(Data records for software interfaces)
* * * * * * * * *

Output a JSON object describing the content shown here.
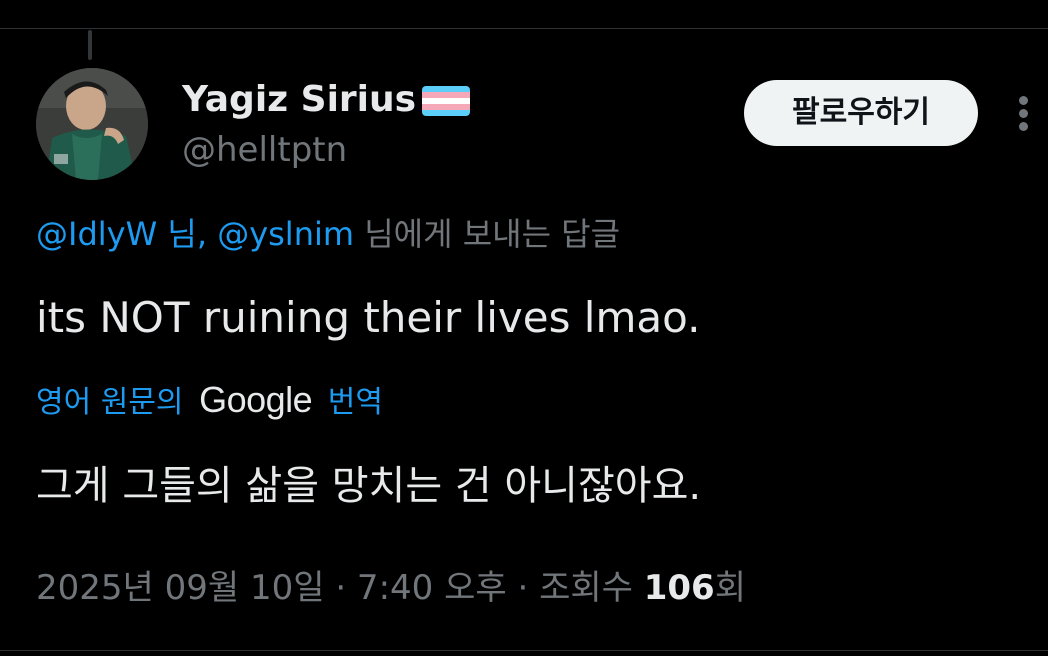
{
  "author": {
    "display_name": "Yagiz Sirius",
    "handle": "@helltptn",
    "flag_icon": "transgender-flag-icon",
    "flag_colors": [
      "#5BCEFA",
      "#F5A9B8",
      "#FFFFFF",
      "#F5A9B8",
      "#5BCEFA"
    ]
  },
  "actions": {
    "follow_label": "팔로우하기",
    "more_icon": "more-options-icon"
  },
  "reply_context": {
    "mention_1": "@IdlyW 님,",
    "mention_2": "@yslnim",
    "suffix": "님에게 보내는 답글"
  },
  "tweet": {
    "text": "its NOT ruining their lives lmao."
  },
  "translation": {
    "prefix": "영어 원문의",
    "provider": "Google",
    "suffix": "번역",
    "translated_text": "그게 그들의 삶을 망치는 건 아니잖아요."
  },
  "meta": {
    "timestamp": "2025년 09월 10일 · 7:40 오후 · 조회수",
    "views": "106",
    "views_suffix": "회"
  },
  "colors": {
    "background": "#000000",
    "text_primary": "#e7e9ea",
    "text_secondary": "#71767b",
    "accent": "#1d9bf0",
    "button_bg": "#eff3f4"
  }
}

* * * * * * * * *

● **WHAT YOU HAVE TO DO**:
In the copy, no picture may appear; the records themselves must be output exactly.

● **ANSWER**:
Output a JSON object describing the content shown here.
{
  "author": {
    "display_name": "Yagiz Sirius",
    "handle": "@helltptn",
    "flag_icon": "transgender-flag-icon",
    "flag_colors": [
      "#5BCEFA",
      "#F5A9B8",
      "#FFFFFF",
      "#F5A9B8",
      "#5BCEFA"
    ]
  },
  "actions": {
    "follow_label": "팔로우하기",
    "more_icon": "more-options-icon"
  },
  "reply_context": {
    "mention_1": "@IdlyW 님,",
    "mention_2": "@yslnim",
    "suffix": "님에게 보내는 답글"
  },
  "tweet": {
    "text": "its NOT ruining their lives lmao."
  },
  "translation": {
    "prefix": "영어 원문의",
    "provider": "Google",
    "suffix": "번역",
    "translated_text": "그게 그들의 삶을 망치는 건 아니잖아요."
  },
  "meta": {
    "timestamp": "2025년 09월 10일 · 7:40 오후 · 조회수",
    "views": "106",
    "views_suffix": "회"
  },
  "colors": {
    "background": "#000000",
    "text_primary": "#e7e9ea",
    "text_secondary": "#71767b",
    "accent": "#1d9bf0",
    "button_bg": "#eff3f4"
  }
}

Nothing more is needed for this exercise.